Friday 18 June 6;30 pm - 7:30 pm
We are thrilled to present Emmah and Nomakhwezi to audiences from both hemispheres in this second online event from the Quay Words and Poetry Africa partnership. This event will be live-streamed from 6.30 – 7.30 pm UK time. Save your seat today.
About the writers
What started in 2009, as a mere stress reliever has helped Emmah Mabye become a poetry firebrand. Emmah has had the great privilege of taking her works to international poetry festivals, schools, corporates, churches, national radio, national TV, Poetry Africa Festival and even performing at the South African Local Government Association (SALGA) 2016 National Conference.
In her debut poetry collection, Clocking In, Emmah journeys into man as a tripartite being – thus clocking into one’s spirit, soul and body – and doing so with her through poetry. Thus far, the collection has been well received not only in South Africa but also in Sweden, Belgium, Zambia, Kenya and Canada; scooping an award at the first AfriCAN Authors Awards in 2018.

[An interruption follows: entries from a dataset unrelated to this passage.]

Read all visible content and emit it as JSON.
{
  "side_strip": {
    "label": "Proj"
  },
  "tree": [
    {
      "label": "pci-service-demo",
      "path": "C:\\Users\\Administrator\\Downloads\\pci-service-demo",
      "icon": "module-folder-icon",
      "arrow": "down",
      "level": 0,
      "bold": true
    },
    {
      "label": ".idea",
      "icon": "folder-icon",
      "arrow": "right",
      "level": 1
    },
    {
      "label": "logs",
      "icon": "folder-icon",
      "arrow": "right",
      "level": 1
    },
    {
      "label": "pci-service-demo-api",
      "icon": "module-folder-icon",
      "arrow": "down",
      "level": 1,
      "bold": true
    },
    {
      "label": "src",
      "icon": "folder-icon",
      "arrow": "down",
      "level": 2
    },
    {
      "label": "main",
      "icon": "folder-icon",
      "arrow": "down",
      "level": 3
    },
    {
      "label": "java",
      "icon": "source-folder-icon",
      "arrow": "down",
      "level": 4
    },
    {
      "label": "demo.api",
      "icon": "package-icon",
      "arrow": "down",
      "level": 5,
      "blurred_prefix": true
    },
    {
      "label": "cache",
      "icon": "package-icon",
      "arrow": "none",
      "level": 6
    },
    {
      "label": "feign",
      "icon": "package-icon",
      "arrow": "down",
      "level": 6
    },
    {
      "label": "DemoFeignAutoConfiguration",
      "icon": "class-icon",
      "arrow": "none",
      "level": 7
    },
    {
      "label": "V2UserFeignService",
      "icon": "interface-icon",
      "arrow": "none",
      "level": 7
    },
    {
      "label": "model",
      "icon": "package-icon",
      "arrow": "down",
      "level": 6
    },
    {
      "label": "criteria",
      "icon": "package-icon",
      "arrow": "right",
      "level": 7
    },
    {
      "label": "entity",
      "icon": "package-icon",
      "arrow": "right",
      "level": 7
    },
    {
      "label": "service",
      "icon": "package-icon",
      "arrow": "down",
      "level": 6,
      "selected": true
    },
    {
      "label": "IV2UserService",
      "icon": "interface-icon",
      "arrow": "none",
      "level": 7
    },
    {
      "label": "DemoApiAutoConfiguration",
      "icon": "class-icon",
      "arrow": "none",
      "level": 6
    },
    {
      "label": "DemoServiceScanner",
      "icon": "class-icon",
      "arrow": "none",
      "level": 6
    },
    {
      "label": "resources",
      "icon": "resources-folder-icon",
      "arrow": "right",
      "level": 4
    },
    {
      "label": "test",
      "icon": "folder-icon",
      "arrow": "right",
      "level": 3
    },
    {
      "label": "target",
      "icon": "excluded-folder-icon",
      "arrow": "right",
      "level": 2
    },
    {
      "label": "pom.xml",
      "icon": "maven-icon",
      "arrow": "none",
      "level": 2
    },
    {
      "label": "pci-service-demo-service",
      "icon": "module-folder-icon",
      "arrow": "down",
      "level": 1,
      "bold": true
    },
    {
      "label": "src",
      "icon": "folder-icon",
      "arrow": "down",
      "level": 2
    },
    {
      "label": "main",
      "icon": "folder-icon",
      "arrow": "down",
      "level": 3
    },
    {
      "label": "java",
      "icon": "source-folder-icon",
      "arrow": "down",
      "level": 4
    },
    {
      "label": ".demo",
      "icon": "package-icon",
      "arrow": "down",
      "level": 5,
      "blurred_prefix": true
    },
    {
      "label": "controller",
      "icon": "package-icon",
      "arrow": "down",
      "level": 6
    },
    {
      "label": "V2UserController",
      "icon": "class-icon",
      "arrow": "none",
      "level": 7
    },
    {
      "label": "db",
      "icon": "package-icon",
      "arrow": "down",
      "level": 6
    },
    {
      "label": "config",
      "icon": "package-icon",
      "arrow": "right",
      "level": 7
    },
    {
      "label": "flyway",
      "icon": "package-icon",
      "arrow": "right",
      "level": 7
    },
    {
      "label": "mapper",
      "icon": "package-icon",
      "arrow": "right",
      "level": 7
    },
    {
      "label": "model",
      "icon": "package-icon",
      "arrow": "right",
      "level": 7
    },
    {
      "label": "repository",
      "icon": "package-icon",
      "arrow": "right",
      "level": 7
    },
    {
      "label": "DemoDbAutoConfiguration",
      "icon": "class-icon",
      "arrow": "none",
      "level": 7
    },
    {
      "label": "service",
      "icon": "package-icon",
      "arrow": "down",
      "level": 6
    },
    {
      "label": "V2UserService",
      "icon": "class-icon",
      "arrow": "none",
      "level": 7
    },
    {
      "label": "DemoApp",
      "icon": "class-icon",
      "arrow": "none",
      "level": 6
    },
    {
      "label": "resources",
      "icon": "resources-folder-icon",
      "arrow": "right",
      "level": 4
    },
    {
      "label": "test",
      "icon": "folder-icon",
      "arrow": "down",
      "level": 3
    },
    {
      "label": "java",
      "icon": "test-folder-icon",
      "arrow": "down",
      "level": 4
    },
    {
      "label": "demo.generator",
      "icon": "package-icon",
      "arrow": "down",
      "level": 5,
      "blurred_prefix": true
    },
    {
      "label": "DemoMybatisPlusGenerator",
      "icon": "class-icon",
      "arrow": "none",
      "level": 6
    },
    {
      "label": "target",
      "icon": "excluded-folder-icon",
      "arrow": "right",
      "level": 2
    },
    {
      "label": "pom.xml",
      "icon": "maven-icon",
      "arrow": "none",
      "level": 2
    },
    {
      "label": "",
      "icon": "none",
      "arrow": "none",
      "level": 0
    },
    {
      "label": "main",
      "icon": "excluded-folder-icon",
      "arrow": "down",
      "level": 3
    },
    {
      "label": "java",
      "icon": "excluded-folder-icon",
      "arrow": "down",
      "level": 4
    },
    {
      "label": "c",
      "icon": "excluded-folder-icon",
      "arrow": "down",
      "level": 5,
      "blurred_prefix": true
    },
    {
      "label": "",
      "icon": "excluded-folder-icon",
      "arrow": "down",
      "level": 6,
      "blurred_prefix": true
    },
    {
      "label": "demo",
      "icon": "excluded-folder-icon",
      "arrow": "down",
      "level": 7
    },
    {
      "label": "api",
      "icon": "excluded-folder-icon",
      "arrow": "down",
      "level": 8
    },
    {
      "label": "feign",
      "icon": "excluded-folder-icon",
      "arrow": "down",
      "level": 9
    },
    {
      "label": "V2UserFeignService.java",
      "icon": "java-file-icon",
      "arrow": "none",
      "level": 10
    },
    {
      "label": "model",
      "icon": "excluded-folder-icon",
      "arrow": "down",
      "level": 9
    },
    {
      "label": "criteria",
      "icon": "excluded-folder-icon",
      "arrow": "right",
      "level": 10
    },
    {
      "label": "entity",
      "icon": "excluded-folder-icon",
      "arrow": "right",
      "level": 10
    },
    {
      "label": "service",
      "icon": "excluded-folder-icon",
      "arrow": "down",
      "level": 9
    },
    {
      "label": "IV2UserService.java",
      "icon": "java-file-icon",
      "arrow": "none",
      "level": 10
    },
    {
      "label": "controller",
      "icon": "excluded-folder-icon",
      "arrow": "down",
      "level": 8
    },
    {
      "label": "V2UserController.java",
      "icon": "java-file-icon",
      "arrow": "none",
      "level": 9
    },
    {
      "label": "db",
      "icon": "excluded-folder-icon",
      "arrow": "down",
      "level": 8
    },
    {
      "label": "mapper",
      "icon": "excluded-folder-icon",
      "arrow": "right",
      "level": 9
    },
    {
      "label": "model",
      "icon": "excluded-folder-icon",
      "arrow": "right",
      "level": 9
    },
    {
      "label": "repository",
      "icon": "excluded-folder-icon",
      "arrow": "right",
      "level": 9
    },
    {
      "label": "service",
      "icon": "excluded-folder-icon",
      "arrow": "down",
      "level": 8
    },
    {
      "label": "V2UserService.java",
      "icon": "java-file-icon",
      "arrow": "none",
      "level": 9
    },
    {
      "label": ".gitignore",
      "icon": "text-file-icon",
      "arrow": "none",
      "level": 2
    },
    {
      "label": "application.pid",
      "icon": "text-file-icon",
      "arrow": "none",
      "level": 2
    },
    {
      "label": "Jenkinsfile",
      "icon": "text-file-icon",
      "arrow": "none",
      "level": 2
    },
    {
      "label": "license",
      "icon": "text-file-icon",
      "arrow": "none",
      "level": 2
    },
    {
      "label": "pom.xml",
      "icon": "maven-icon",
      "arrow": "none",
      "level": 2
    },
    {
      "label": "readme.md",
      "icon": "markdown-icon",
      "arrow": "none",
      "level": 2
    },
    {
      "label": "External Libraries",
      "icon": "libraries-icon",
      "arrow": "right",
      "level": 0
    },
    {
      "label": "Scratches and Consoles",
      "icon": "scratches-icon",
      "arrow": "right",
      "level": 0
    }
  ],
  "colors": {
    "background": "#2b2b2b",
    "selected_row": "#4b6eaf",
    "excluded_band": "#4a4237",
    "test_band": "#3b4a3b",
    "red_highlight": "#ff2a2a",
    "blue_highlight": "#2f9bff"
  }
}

Born in Johannesburg, South Africa to a German – South African artist couple, Nomakhwezi Becker was raised with a love and great respect for all kinds of artforms. Having taking her first steps on stage, she likes to believe she was giving everyone a sign that this would be her home. She is a performer, writer, poet, arts administrator and theatre workshop facilitator who has a great appreciation for gaining knowledge, through all kinds of research. She has performed her poetry locally as well as on international platforms such as Poetry Africa, Funda Fest in Rhode Island and MODHAFEST.
Becker’s work often focuses on claiming the in-between space as a mixed race and transnational woman who has grown up between Europe and South Africa. “I feel that a claiming of this experience needs to be expressed more in the artistic world as there is a lack of representation of people who have been raised to acknowledge their many selves, histories, languages and cultures. We are the proof that colour lines and all other kinds of binaries are constructs and are a celebration of difference and similarity rather than the discomfort of it. We are also proof that all narratives matter, make up who we are and must continue to be told boldly and reimagined each time.” – Nomakhwezi Becker.